Take particular care of bathroom areas, including disabled toilets. These spaces should be cleaned more frequently.
One person at a time
If your venue has lift access, make sure signage is in place advising guests not to share lifts. Only one person should use them at a time. 53% of disabled people are concerned about sharing lifts with others, but you can easily mitigate this with strong signage and advice within your venue.
Manage your queues
Venues are handling their capacity differently. Some are choosing to offer time slots, advising people to book in advance. Others are operating on a “first come, first served” basis, asking customers to queue while they wait for a table to become available.
Some people simply won’t be able to queue for a long period of time without assistance. Be flexible. Offer queuing customers a seat if they need one, and a drink while they wait. You could also consider giving disabled customers the option to book a table in advance, to avoid discomfort while queuing.
Make assistance easy
Your customers may need to ask for assistance. Your venue can make this as easy as possible by making it clear the best way to ask for help. For example – is there a dedicated server each customer should deal with, or is there written guidance on each table?
Customers may feel uncomfortable asking for help. Train your staff to recognise signals that someone needs assistance. If someone looks confused or seems to be searching for a server to speak to, make sure you respond to these signals.
People may be feeling vulnerable
A pandemic will, naturally, make most people nervous and uncomfortable. But for those with disabilities, and the particularly vulnerable, COVID-19 could present a much greater risk. Therefore, it’s important your venue provides the reassurance needed.
Make sure you communicate how you’re keeping customers safe. You should also include additional accessibility considerations. This information should be found on your website, booking confirmations and displayed around your venue. Your staff should also be trained to answer any questions customers might have.
Venues could also consider listing access information, including updated COVID-19 safety procedures, on Euansguide.com.
Can you commit to change?
Purple Tuesday, happening on 3rd November, is a campaign that encourages organisations to commit to improving the customer experience for disabled people.
Your venue can commit to:
- Identifying how you can improve your online accessibility
- Try to make improvements in your physical space

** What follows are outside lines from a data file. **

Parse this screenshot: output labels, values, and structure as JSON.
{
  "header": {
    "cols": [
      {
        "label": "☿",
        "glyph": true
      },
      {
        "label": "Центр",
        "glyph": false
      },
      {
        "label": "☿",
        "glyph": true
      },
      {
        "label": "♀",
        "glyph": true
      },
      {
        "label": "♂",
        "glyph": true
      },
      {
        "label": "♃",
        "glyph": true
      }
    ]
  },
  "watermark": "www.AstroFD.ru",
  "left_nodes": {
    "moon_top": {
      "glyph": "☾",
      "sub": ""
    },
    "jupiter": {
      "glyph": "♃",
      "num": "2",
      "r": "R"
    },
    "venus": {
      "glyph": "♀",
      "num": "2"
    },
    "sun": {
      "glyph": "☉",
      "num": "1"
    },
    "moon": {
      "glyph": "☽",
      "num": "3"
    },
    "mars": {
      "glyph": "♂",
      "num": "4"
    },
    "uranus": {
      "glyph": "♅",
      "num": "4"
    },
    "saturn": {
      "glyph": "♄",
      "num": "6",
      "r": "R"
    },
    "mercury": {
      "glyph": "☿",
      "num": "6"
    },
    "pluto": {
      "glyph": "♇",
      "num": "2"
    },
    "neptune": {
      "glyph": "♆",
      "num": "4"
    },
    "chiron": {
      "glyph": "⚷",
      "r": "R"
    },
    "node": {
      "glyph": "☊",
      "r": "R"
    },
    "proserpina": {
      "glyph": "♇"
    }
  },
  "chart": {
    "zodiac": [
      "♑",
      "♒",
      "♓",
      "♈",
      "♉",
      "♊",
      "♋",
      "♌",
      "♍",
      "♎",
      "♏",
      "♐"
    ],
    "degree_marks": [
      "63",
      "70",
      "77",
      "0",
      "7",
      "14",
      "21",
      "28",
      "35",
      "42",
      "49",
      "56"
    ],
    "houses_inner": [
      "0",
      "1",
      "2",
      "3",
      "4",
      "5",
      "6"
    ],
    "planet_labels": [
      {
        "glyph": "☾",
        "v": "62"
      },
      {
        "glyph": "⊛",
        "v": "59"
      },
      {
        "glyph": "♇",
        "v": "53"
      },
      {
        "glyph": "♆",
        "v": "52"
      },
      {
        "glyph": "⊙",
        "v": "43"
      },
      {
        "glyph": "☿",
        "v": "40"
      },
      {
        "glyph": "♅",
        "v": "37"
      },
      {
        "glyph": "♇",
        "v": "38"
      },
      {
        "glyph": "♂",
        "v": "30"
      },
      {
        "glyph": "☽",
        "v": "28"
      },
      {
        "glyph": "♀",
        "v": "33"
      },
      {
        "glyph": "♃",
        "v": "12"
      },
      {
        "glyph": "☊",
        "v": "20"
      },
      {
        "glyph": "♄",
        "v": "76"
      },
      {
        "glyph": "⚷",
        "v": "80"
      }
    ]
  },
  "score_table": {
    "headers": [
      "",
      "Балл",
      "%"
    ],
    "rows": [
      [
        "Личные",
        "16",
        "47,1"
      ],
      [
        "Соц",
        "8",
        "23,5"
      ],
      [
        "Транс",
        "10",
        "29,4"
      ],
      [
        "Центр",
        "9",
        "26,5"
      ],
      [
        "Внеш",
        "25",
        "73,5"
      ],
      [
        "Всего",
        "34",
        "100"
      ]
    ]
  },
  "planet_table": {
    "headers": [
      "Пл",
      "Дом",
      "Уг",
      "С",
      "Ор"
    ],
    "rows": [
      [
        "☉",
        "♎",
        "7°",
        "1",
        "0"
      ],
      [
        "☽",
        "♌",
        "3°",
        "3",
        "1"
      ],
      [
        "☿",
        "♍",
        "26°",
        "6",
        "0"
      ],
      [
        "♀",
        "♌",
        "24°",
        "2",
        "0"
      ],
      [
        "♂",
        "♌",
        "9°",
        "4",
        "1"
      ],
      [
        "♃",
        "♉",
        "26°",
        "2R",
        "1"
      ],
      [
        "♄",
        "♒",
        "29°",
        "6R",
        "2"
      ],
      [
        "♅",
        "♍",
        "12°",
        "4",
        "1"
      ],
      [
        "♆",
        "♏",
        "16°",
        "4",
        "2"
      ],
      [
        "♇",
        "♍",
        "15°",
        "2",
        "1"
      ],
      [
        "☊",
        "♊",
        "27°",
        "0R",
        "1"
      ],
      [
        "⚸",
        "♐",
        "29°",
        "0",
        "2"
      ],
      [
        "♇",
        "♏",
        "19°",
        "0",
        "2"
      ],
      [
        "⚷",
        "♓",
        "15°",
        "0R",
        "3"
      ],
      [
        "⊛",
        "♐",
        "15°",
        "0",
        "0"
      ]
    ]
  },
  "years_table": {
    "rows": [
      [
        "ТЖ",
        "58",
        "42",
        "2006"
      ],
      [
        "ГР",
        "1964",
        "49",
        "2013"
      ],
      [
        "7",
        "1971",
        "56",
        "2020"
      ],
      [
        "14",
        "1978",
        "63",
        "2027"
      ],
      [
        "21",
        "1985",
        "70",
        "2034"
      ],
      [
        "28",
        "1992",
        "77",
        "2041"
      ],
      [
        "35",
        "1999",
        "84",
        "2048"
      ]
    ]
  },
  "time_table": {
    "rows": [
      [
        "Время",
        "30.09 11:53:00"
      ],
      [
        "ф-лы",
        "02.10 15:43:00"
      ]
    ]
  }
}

- Improve customer service by investing in staff training and awareness
- Teach your staff to learn key words and phrases in British Sign Language
- Introduce or improve quiet hours, where loud noises are reduced to help those with sensory needs